I’m glad to be a part of this historic occasion which, as I’m sure you all know, is part of a much larger series of events taking place here in Edinburgh and in Gleneagles.
Our topic today is “Africa: can Blair and Brown deliver?”
I will attempt to respond to that, but it seems to me that we ought to add an additional B to those two, because there is one other B who is a part of this process, and opposition to him is part of the whole struggle for social justice.
So I would add another B, and then we will go ahead and boo together, for the third B is, of course, George W Bush.
We boo because we understand that much of the problem here in Britain and particularly with Tony Blair as he tries to deflect people’s attention, is about war, and people’s involvement in war and about Britain’s involvement in that war.
And above all it’s about the dishonesty and the lies surrounding that involvement in war.
When we talk about Africa and can Blair and Brown deliver we must not forget Bush. We must not forget the whole issue of global justice for all the people of the world.
And so to the question, and as you know there are really two elements to the question.
The first is what exactly is being proposed and the second is what can be delivered from what is being proposed?
I don’t need to remind you that in the run up to these talks there have been discussions both here and in Washington of the possibility of 100 percent cancellation of debt.
At the time of the 60th birthday celebrations of the World Bank and the IMF in Washington, and I was there as part of the protests against them, the discussion was quite serious of the 100 percent cancellation of debt.
They went further, both in Washington and in Britain. They researched and discussed. The result was that they said it is possible to arrange the 100 percent unconditional cancellation of debt and it would not make a significant impact on the global economy.
Therefore it was entirely feasible to do it. This was their own research, their own findings.
But then it turned out that hidden in the detail there was an additional element—George Bush was asking for the 100 percent cancellation of the debt of Iraq.
The argument was that this was an odious debt.
In fact he failed to get 100 percent, but he did get 80 percent cancellation of the debt of Iraq. But, as we know, this is not what is on offer to others.
The countries of the global south, whether in Africa or Asia or South America have come together to take a position.
If you do nothing else I would urge you to get the document that states the position of the global South—here I will settle for reading you the opening lines.
Jubilee South’s response to the G8 debt proposal says, “Justice demands unconditional and total debt cancellation for all global South countries.”
That is our position. I hope that you will take the document and you will study it carefully.
I would like to focus on the most significant aspects of this most significant occasion, the whole of the G8 summit and all of the people in the streets, all the declarations and all the denials—how does one sum it up?
Well firstly in some ways it is a distraction from a much more serious issue, that this country, Britain, has been dragged into a war, and dragged into a war by lies. And I think we should go on nailing those lies.

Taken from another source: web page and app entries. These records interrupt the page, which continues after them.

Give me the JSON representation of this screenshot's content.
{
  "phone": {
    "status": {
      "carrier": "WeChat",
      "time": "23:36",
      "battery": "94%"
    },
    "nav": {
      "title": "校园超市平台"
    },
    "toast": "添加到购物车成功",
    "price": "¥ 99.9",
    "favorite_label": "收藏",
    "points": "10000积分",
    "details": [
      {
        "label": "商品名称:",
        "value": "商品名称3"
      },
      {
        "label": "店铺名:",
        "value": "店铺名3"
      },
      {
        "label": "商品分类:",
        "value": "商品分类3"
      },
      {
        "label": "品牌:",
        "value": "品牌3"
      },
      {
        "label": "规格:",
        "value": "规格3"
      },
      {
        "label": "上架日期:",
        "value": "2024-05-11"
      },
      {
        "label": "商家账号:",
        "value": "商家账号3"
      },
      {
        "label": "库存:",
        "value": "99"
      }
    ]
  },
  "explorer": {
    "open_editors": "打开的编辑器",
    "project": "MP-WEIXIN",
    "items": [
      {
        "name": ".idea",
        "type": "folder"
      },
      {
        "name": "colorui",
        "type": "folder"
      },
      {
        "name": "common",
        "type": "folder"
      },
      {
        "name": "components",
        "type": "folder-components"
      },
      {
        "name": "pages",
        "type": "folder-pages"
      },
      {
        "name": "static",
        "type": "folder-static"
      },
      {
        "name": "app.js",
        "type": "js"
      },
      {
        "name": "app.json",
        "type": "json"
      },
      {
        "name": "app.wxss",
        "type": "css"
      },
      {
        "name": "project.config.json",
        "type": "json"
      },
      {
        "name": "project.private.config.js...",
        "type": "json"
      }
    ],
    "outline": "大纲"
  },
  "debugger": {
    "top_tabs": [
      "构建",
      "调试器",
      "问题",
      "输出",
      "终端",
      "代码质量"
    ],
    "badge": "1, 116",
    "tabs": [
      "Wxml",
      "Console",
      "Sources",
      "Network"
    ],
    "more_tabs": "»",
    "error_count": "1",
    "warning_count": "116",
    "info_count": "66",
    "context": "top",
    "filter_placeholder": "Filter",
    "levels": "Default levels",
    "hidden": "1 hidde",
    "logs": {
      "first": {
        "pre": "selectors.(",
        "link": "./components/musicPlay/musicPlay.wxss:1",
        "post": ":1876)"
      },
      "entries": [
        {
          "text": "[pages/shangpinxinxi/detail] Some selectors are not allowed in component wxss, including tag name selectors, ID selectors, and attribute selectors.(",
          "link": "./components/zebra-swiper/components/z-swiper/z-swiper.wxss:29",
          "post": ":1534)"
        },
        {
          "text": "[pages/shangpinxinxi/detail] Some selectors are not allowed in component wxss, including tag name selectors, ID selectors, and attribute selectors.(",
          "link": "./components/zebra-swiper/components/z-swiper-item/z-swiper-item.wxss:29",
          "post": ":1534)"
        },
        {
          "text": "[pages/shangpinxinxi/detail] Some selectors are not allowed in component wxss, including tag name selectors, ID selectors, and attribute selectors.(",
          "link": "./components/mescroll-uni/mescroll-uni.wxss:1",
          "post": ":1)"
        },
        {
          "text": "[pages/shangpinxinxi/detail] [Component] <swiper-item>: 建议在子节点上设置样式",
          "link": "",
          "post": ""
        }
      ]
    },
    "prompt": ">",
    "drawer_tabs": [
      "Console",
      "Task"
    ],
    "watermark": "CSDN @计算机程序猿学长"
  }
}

Secondly, somehow another very serious issue, an issue of life and death, an issue that involves the lives of millions of people who are going to die because of this debt, somehow the focus has turned to entertainment, to Geldof and Bono, to concerts around the world and Live8. It’s a very clever distraction from the issues of debt and of life and death.
And we are all implicated because we can either be placid and accept it, or active and reject it.
The third rather striking aspect is that with the emphasis on slogans like Make Poverty History we have really been duped into an approach to a problem by offering a solution that is no solution.
We are going to the G8 to ask them to help make poverty history.
And I have to remind you that the source of poverty, the engine and the generator of poverty, the system and the structures that have created massive poverty across the world emanate from the G8. They are the source.
They are the source of our suffering, the source of our pain, the source of our oppression. And so instead of making poverty history we should be making the G8 history.
Dennis Brutus was an activist against the apartheid government of South Africa in the 1960s. He was arrested in 1963 and jailed for 18 months on Robben Island. Nelson Mandela was his cell mate. Brutus was forbidden to teach, write and publish in South Africa. The Jubilee South statement can be found at www.jubileesouth.org